"""
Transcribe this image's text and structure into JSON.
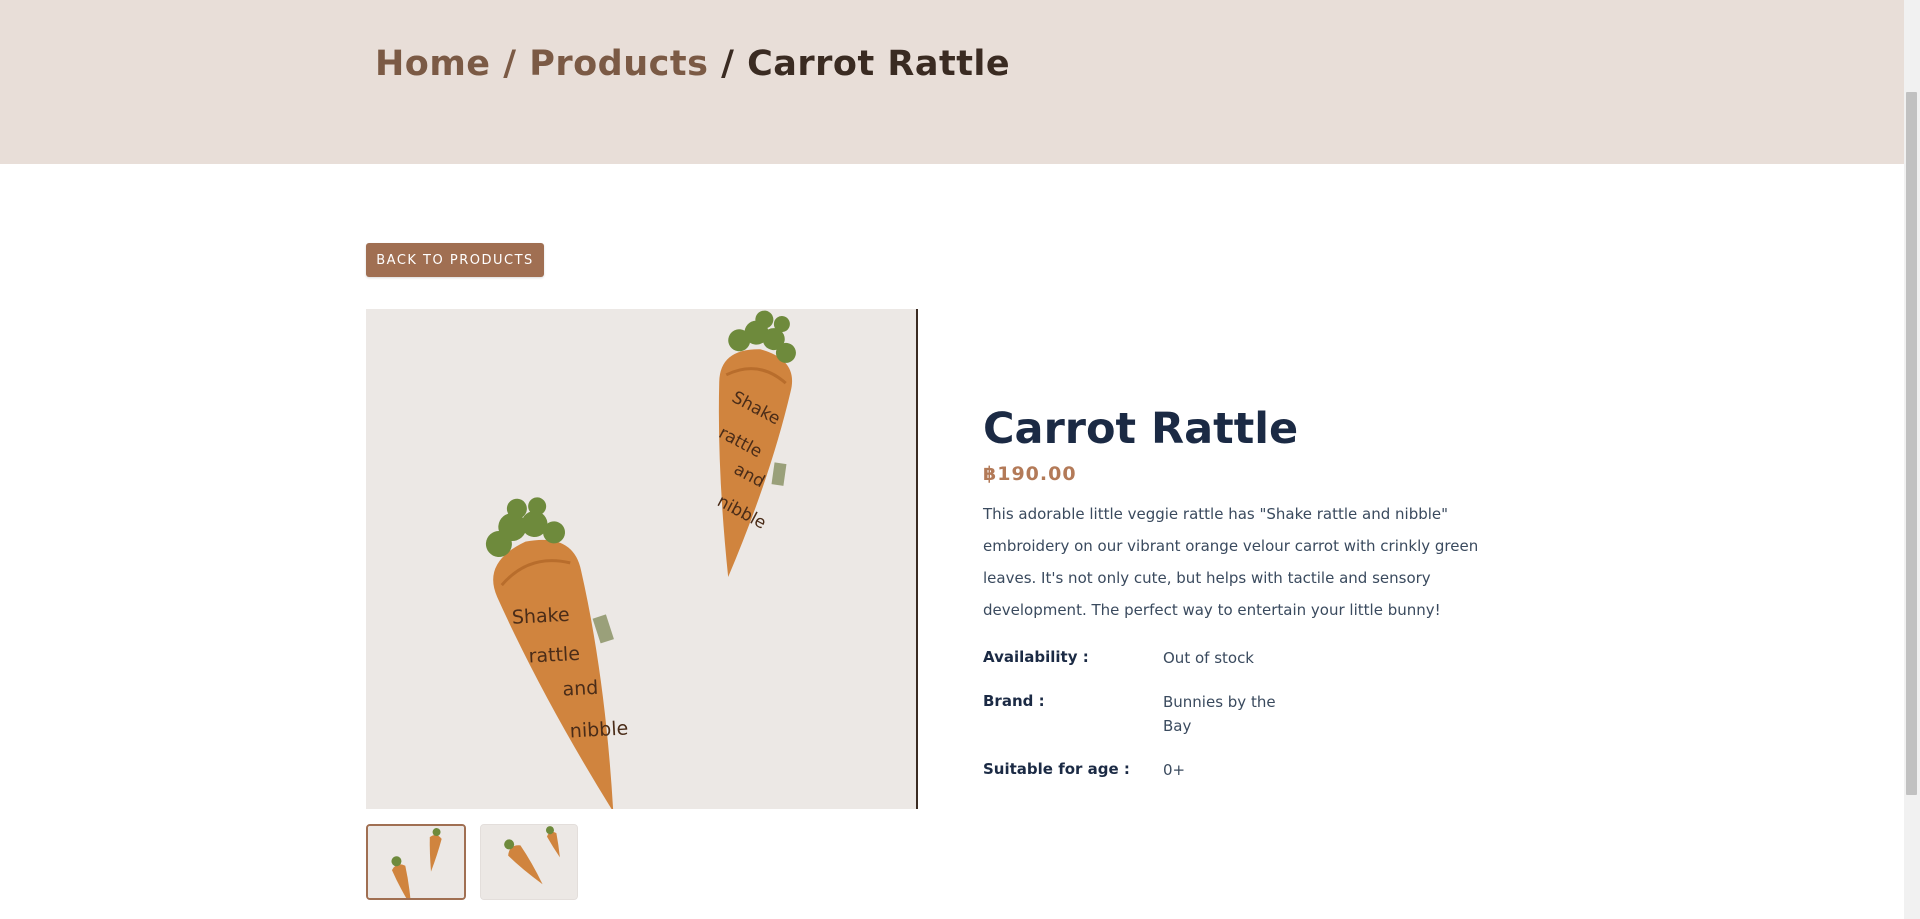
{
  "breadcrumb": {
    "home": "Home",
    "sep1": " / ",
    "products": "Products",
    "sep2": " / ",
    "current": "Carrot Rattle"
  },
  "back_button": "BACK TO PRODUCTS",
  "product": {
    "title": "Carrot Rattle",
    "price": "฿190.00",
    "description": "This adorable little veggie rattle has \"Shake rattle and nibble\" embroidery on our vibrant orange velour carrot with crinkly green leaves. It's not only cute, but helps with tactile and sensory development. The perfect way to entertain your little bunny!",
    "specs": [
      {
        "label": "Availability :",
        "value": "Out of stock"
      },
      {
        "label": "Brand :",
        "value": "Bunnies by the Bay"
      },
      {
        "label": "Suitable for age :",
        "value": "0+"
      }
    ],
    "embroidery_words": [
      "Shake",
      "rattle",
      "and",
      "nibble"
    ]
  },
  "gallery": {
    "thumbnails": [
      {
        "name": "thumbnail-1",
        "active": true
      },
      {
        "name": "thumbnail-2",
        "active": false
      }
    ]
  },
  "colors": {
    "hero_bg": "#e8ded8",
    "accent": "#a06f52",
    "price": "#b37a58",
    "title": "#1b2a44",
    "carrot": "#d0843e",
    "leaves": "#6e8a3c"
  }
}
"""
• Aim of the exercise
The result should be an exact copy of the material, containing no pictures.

• Solution below
Transcribe this image's text and structure into JSON.
{
  "breadcrumb": {
    "home": "Home",
    "sep1": " / ",
    "products": "Products",
    "sep2": " / ",
    "current": "Carrot Rattle"
  },
  "back_button": "BACK TO PRODUCTS",
  "product": {
    "title": "Carrot Rattle",
    "price": "฿190.00",
    "description": "This adorable little veggie rattle has \"Shake rattle and nibble\" embroidery on our vibrant orange velour carrot with crinkly green leaves. It's not only cute, but helps with tactile and sensory development. The perfect way to entertain your little bunny!",
    "specs": [
      {
        "label": "Availability :",
        "value": "Out of stock"
      },
      {
        "label": "Brand :",
        "value": "Bunnies by the Bay"
      },
      {
        "label": "Suitable for age :",
        "value": "0+"
      }
    ],
    "embroidery_words": [
      "Shake",
      "rattle",
      "and",
      "nibble"
    ]
  },
  "gallery": {
    "thumbnails": [
      {
        "name": "thumbnail-1",
        "active": true
      },
      {
        "name": "thumbnail-2",
        "active": false
      }
    ]
  },
  "colors": {
    "hero_bg": "#e8ded8",
    "accent": "#a06f52",
    "price": "#b37a58",
    "title": "#1b2a44",
    "carrot": "#d0843e",
    "leaves": "#6e8a3c"
  }
}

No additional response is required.